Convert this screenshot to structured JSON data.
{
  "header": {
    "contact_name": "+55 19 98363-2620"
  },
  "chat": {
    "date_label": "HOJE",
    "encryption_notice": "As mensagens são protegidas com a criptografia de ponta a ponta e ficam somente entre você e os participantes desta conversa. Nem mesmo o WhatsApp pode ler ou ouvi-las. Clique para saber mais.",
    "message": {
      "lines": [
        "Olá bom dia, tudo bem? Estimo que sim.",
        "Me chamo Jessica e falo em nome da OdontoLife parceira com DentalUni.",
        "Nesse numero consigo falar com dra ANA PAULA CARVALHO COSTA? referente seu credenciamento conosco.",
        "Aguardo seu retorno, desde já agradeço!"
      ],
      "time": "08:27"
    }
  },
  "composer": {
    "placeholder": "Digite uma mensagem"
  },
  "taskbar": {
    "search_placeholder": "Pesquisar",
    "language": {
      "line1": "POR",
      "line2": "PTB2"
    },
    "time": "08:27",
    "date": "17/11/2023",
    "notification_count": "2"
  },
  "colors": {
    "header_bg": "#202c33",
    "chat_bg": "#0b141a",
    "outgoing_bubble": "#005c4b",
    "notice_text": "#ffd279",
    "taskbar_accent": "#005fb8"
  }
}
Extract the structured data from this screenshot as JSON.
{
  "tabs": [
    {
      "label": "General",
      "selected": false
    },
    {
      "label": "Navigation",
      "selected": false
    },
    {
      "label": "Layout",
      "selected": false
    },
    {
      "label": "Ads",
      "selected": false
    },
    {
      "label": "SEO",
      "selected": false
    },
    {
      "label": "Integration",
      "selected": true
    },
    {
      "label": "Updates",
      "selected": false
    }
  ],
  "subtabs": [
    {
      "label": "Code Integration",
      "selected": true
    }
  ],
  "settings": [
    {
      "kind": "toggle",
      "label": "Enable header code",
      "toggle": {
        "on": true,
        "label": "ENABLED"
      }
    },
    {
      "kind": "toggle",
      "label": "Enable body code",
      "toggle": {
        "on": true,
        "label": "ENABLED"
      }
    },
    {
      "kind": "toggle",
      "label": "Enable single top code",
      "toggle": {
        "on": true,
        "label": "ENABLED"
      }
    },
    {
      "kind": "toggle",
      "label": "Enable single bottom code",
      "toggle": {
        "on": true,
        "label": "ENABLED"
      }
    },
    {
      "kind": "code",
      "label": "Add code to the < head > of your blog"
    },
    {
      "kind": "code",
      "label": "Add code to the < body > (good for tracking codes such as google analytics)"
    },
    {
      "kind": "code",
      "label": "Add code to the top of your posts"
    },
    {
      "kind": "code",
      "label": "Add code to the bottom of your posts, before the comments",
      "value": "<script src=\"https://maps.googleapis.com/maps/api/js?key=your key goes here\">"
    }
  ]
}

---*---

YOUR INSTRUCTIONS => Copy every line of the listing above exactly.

COMPLETED EXERCISE =>
Convert this screenshot to structured JSON data.
{
  "header": {
    "contact_name": "+55 19 98363-2620"
  },
  "chat": {
    "date_label": "HOJE",
    "encryption_notice": "As mensagens são protegidas com a criptografia de ponta a ponta e ficam somente entre você e os participantes desta conversa. Nem mesmo o WhatsApp pode ler ou ouvi-las. Clique para saber mais.",
    "message": {
      "lines": [
        "Olá bom dia, tudo bem? Estimo que sim.",
        "Me chamo Jessica e falo em nome da OdontoLife parceira com DentalUni.",
        "Nesse numero consigo falar com dra ANA PAULA CARVALHO COSTA? referente seu credenciamento conosco.",
        "Aguardo seu retorno, desde já agradeço!"
      ],
      "time": "08:27"
    }
  },
  "composer": {
    "placeholder": "Digite uma mensagem"
  },
  "taskbar": {
    "search_placeholder": "Pesquisar",
    "language": {
      "line1": "POR",
      "line2": "PTB2"
    },
    "time": "08:27",
    "date": "17/11/2023",
    "notification_count": "2"
  },
  "colors": {
    "header_bg": "#202c33",
    "chat_bg": "#0b141a",
    "outgoing_bubble": "#005c4b",
    "notice_text": "#ffd279",
    "taskbar_accent": "#005fb8"
  }
}
Extract the structured data from this screenshot as JSON.
{
  "tabs": [
    {
      "label": "General",
      "selected": false
    },
    {
      "label": "Navigation",
      "selected": false
    },
    {
      "label": "Layout",
      "selected": false
    },
    {
      "label": "Ads",
      "selected": false
    },
    {
      "label": "SEO",
      "selected": false
    },
    {
      "label": "Integration",
      "selected": true
    },
    {
      "label": "Updates",
      "selected": false
    }
  ],
  "subtabs": [
    {
      "label": "Code Integration",
      "selected": true
    }
  ],
  "settings": [
    {
      "kind": "toggle",
      "label": "Enable header code",
      "toggle": {
        "on": true,
        "label": "ENABLED"
      }
    },
    {
      "kind": "toggle",
      "label": "Enable body code",
      "toggle": {
        "on": true,
        "label": "ENABLED"
      }
    },
    {
      "kind": "toggle",
      "label": "Enable single top code",
      "toggle": {
        "on": true,
        "label": "ENABLED"
      }
    },
    {
      "kind": "toggle",
      "label": "Enable single bottom code",
      "toggle": {
        "on": true,
        "label": "ENABLED"
      }
    },
    {
      "kind": "code",
      "label": "Add code to the < head > of your blog"
    },
    {
      "kind": "code",
      "label": "Add code to the < body > (good for tracking codes such as google analytics)"
    },
    {
      "kind": "code",
      "label": "Add code to the top of your posts"
    },
    {
      "kind": "code",
      "label": "Add code to the bottom of your posts, before the comments",
      "value": "<script src=\"https://maps.googleapis.com/maps/api/js?key=your key goes here\">"
    }
  ]
}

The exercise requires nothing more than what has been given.